Dataset rows describing interfaces
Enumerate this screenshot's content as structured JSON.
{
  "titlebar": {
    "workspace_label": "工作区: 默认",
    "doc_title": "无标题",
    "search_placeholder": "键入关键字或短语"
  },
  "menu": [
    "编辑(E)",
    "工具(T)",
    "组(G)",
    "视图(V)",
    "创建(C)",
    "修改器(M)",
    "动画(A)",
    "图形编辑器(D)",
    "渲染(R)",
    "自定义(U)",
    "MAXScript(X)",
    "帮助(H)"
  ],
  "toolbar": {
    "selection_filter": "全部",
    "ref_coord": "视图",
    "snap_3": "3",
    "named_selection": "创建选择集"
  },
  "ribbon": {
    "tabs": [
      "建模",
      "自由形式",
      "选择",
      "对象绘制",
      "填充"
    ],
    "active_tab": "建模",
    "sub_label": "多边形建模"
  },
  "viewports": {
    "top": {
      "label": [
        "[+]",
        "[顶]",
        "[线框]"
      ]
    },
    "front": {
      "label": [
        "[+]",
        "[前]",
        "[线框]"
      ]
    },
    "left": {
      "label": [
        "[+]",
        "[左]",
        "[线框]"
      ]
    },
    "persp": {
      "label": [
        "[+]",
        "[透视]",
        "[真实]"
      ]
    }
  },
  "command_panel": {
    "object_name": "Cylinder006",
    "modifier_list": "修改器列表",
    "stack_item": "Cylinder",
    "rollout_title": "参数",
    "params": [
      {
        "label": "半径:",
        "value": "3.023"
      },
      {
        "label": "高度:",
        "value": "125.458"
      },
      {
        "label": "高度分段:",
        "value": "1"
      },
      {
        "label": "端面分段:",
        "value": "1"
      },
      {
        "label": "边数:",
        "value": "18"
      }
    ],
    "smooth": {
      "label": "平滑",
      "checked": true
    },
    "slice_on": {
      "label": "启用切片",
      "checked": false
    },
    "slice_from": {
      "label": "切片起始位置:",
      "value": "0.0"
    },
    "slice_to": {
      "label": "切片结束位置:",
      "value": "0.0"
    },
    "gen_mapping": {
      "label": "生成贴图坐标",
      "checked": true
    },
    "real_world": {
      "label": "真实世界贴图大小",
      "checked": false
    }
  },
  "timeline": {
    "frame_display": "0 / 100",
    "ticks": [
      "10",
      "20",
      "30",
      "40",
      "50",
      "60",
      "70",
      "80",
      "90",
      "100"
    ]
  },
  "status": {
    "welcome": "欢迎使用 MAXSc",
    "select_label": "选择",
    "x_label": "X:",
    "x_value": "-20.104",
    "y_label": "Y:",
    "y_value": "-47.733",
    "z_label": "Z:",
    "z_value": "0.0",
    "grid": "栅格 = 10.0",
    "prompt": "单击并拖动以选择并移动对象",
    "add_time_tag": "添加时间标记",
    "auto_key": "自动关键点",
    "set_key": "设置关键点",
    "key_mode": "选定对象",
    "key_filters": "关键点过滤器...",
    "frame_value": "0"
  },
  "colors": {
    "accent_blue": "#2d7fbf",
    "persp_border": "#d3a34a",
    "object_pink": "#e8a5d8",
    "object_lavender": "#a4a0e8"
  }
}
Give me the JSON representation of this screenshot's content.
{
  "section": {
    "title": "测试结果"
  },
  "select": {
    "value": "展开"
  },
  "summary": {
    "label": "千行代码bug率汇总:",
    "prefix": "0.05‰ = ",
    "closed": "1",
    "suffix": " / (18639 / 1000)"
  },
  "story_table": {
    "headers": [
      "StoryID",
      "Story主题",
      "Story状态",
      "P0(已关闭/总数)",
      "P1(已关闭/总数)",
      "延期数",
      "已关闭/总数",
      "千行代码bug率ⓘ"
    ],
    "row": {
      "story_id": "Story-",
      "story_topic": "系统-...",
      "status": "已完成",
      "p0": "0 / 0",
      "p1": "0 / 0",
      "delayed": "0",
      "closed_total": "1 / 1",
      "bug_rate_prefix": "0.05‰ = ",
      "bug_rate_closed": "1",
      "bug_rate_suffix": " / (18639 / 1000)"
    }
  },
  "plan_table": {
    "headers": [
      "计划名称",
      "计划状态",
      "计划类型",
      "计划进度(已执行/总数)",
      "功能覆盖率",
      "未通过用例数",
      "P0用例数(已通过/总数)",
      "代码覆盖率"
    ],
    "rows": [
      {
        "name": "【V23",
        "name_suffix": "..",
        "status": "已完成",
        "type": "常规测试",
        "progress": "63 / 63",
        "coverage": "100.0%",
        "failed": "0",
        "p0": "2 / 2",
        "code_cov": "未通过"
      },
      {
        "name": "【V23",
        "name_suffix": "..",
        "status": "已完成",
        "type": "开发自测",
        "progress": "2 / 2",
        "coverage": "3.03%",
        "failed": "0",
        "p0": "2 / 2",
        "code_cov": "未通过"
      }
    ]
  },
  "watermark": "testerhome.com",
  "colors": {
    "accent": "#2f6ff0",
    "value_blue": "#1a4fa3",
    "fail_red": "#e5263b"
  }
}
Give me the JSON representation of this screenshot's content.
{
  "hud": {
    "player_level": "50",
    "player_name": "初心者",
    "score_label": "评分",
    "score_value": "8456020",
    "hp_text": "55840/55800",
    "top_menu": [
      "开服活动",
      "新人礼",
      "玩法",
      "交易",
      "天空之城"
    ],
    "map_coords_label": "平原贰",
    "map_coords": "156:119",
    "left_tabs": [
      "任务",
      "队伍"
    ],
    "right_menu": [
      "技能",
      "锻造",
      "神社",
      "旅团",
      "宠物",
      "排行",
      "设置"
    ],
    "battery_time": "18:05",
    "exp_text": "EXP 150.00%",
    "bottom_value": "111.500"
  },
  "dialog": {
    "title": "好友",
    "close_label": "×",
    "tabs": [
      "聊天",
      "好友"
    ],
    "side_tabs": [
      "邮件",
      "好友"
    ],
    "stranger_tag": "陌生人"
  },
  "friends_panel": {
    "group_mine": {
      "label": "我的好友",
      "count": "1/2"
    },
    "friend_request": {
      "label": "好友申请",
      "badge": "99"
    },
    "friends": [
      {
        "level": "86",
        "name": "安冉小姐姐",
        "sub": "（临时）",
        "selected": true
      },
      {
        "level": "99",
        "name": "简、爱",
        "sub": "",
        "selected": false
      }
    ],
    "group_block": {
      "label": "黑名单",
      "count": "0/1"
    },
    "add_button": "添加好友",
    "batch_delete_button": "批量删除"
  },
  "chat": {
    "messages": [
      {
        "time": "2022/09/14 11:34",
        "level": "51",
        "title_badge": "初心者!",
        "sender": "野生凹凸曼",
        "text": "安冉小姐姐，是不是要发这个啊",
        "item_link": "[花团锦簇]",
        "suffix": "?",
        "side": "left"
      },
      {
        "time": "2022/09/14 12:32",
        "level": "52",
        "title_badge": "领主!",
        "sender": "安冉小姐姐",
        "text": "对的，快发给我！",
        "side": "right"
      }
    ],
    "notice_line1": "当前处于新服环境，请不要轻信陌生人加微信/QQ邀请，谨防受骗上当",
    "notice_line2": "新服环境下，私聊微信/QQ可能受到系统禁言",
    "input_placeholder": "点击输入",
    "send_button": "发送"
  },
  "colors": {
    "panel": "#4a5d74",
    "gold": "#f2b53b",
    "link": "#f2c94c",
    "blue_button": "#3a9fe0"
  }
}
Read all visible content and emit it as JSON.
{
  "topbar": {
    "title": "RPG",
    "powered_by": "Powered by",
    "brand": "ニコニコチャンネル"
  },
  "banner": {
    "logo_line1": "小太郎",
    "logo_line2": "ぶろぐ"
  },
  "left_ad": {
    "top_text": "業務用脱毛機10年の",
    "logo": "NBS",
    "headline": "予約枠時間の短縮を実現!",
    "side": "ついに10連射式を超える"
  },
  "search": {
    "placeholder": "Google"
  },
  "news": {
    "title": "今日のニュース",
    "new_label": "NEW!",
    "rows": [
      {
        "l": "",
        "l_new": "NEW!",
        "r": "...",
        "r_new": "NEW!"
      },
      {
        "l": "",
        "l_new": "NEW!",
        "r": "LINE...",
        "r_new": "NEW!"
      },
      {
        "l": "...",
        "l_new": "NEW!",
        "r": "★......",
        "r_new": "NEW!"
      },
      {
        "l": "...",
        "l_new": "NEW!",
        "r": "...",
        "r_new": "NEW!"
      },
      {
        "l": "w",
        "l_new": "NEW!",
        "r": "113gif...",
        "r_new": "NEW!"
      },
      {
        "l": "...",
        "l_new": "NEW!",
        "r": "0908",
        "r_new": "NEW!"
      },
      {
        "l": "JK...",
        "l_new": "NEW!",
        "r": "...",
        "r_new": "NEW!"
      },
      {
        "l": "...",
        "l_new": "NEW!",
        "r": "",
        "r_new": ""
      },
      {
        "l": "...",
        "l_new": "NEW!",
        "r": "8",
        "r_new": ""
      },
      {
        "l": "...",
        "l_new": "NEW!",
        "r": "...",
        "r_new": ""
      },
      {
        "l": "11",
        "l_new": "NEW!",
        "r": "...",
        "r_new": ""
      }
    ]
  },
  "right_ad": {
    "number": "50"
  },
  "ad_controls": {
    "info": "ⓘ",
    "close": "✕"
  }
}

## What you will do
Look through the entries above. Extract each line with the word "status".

## Reply
  "status": {
      "status": "已完成",
        "status": "已完成",
        "status": "已完成",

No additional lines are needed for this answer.